During discussions on the home department budget in the second half, Mishra and some other Left MLAs got involved in an altercation with Mamata and minister Partha Chatterjee.

“For every (law and order) incident, action must be initiated, which we know. What needs to be done is not something I need to hear from you (the Left),” the chief minister, who also handles the home portfolio, said during her 63-minute speech.

When Mishra and CPM MLA Gouranga Chatterjee tried to point out that Mamata was not giving direct replies to questions by the Opposition and was criticising the Left instead, the chief minister asked Gouranga: “Who are you? Where are you from? Why should you ask me this?”

Mishra shot back: “You would have known who he is had you attended the House regularly.”

Mamata stopped talking and took her seat, but ministers Partha Chatterjee, Subrata Mukherjee, Jyotipriya Mullick, Firhad Hakim and several other Trinamul members began shouting at the Left.

As the Speaker told the Left legislators to take their seats, they walked out for the second time during the day. “She seems hell bent on boycotting us. We should, then, boycott her,” Mishra told the Speaker before leaving.

Mamata immediately stood up and said: “They keep criticising me baselessly for not attending the House, not taking questions, not issuing statements.

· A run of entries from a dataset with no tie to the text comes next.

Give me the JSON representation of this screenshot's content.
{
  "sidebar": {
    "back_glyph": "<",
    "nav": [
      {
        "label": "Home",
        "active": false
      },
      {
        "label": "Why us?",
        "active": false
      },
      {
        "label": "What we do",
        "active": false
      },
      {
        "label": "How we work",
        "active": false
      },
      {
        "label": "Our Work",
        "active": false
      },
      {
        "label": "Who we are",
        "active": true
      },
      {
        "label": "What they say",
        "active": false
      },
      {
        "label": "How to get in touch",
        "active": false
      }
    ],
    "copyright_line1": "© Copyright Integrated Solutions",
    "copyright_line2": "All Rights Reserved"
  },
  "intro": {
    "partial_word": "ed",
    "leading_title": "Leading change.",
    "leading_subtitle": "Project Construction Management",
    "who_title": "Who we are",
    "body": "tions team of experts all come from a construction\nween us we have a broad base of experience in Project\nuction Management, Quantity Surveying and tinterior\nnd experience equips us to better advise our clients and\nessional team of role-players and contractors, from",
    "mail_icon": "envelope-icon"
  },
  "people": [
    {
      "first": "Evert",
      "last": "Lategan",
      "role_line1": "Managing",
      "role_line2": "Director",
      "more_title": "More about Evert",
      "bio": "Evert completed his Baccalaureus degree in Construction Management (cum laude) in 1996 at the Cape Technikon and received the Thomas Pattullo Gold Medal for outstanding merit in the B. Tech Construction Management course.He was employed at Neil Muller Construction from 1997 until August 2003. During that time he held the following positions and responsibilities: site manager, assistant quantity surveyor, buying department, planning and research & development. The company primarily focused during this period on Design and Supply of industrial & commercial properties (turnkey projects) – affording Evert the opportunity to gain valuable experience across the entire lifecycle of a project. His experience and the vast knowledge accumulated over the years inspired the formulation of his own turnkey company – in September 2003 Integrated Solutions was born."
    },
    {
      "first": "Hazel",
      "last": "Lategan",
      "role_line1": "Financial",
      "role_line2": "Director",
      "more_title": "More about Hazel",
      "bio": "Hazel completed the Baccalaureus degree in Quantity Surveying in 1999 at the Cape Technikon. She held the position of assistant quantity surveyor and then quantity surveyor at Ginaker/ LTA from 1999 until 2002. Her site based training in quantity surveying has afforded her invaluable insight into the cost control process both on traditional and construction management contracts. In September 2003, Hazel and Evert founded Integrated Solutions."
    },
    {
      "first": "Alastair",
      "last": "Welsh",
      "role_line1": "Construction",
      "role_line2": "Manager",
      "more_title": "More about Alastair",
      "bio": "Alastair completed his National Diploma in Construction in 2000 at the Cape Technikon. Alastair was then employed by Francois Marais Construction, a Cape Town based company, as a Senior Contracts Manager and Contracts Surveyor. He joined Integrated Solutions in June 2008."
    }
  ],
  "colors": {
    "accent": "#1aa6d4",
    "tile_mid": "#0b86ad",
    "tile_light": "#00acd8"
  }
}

I do all of those. Whenever I do, I have to do it staring at their (the Left’s) empty seats because they have inevitably walked out.”

Before the Left staged the walkout, expelled Mollah criticised the Left for approaching Mamata to bring an end to the political violence allegedly unleashed by Trinamul.

“Such is the state of your political bankruptcy that you went to the owner of the cow that ate your crop to complain against the cow,” he said. “Your leaders are showpieces and the decisions they take are out of touch with the people and popular sentiments…. She (Mamata) is right. It’s best if you sit quietly for sometime.”

Trinamul MLAs cheered him, while the Left members sat with ashen faces. Mollah said the Left had made “destructive blunders” in Singur and Nandigram and blamed the top leadership.

Later, Mishra taunted Mollah, saying he should resign and contest an election afresh on a Trinamul ticket.